Task directions
If an entry below contains an image, drop the image and retype the rest exactly.

Entries supplied
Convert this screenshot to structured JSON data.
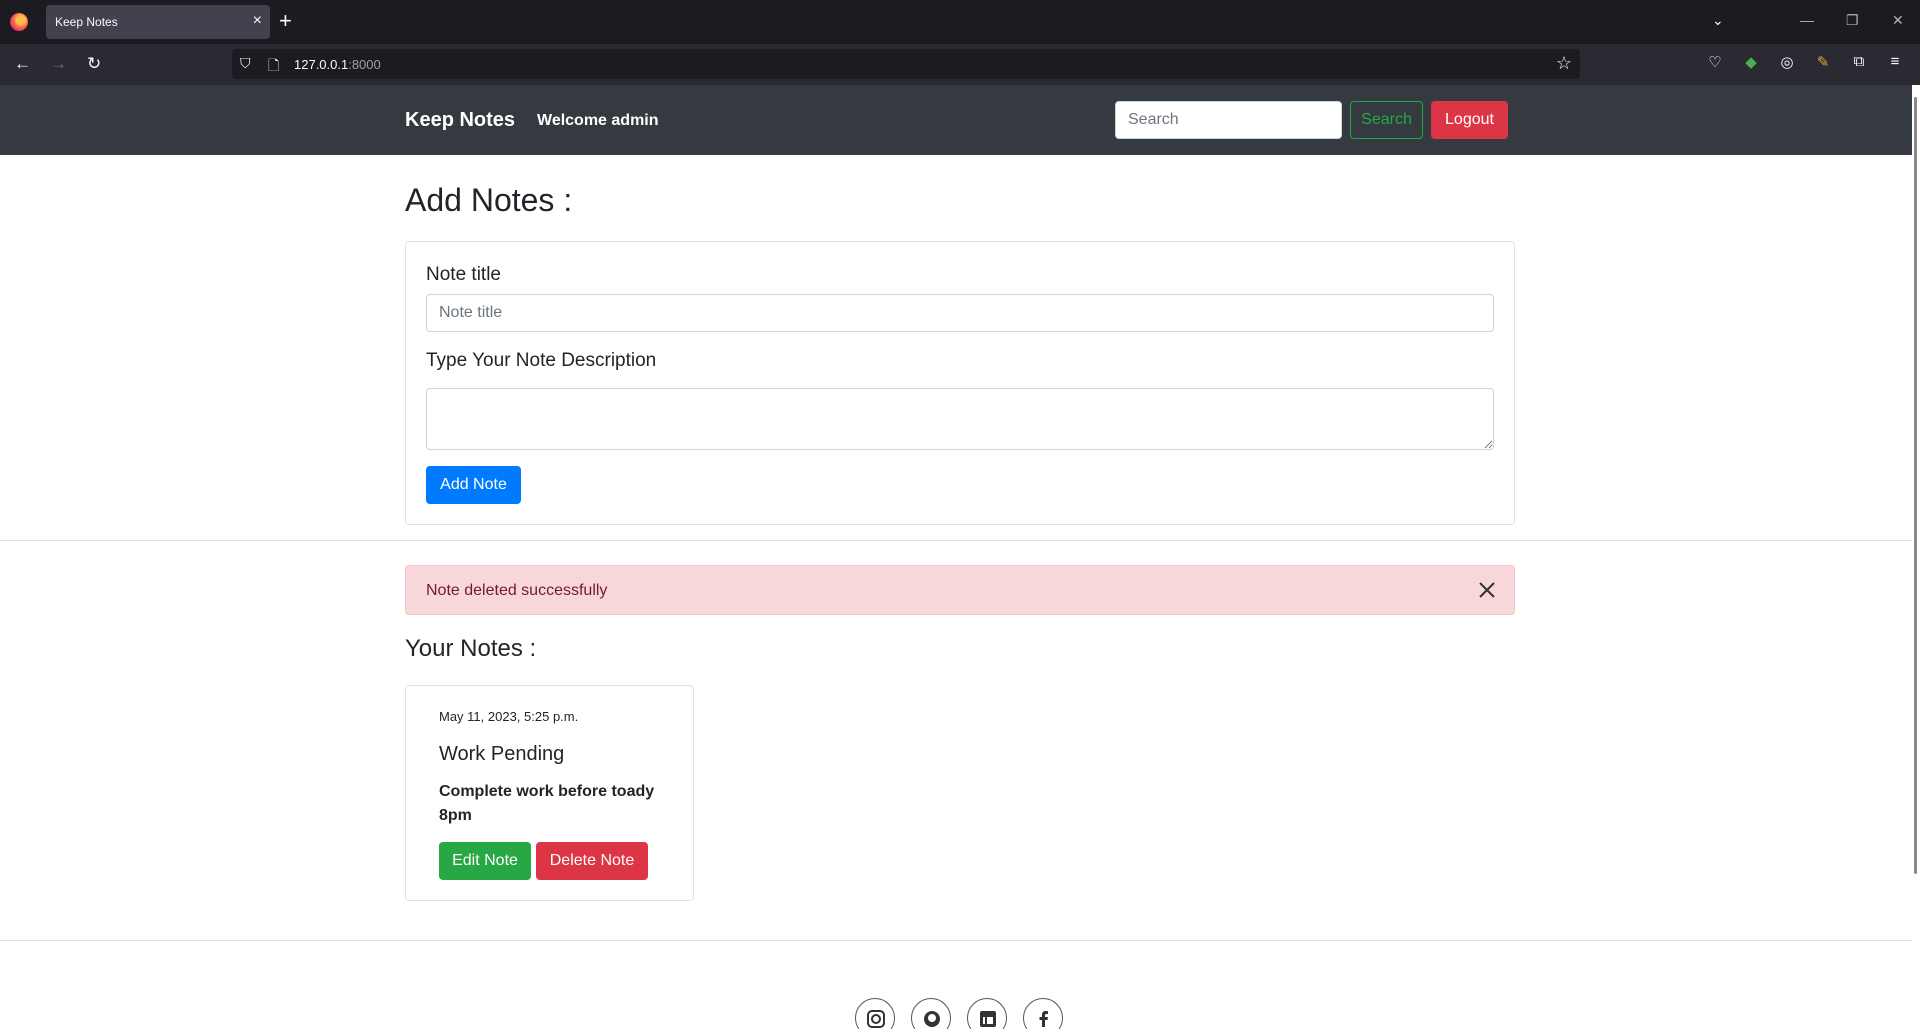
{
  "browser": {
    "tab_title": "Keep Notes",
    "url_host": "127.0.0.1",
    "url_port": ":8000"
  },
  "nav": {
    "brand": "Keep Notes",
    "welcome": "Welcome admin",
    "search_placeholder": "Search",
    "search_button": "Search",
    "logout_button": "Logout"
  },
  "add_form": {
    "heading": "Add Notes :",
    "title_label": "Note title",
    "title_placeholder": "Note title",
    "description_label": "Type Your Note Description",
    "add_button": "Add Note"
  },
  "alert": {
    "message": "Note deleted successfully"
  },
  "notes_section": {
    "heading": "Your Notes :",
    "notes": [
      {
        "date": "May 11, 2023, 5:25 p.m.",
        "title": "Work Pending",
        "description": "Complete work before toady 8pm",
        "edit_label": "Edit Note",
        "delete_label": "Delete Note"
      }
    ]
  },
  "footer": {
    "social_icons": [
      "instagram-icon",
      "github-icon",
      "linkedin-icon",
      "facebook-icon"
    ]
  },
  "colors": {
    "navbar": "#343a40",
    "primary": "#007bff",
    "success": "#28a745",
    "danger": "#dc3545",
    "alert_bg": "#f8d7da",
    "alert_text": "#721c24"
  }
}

Task answer
Convert this screenshot to structured JSON data.
{
  "browser": {
    "tab_title": "Keep Notes",
    "url_host": "127.0.0.1",
    "url_port": ":8000"
  },
  "nav": {
    "brand": "Keep Notes",
    "welcome": "Welcome admin",
    "search_placeholder": "Search",
    "search_button": "Search",
    "logout_button": "Logout"
  },
  "add_form": {
    "heading": "Add Notes :",
    "title_label": "Note title",
    "title_placeholder": "Note title",
    "description_label": "Type Your Note Description",
    "add_button": "Add Note"
  },
  "alert": {
    "message": "Note deleted successfully"
  },
  "notes_section": {
    "heading": "Your Notes :",
    "notes": [
      {
        "date": "May 11, 2023, 5:25 p.m.",
        "title": "Work Pending",
        "description": "Complete work before toady 8pm",
        "edit_label": "Edit Note",
        "delete_label": "Delete Note"
      }
    ]
  },
  "footer": {
    "social_icons": [
      "instagram-icon",
      "github-icon",
      "linkedin-icon",
      "facebook-icon"
    ]
  },
  "colors": {
    "navbar": "#343a40",
    "primary": "#007bff",
    "success": "#28a745",
    "danger": "#dc3545",
    "alert_bg": "#f8d7da",
    "alert_text": "#721c24"
  }
}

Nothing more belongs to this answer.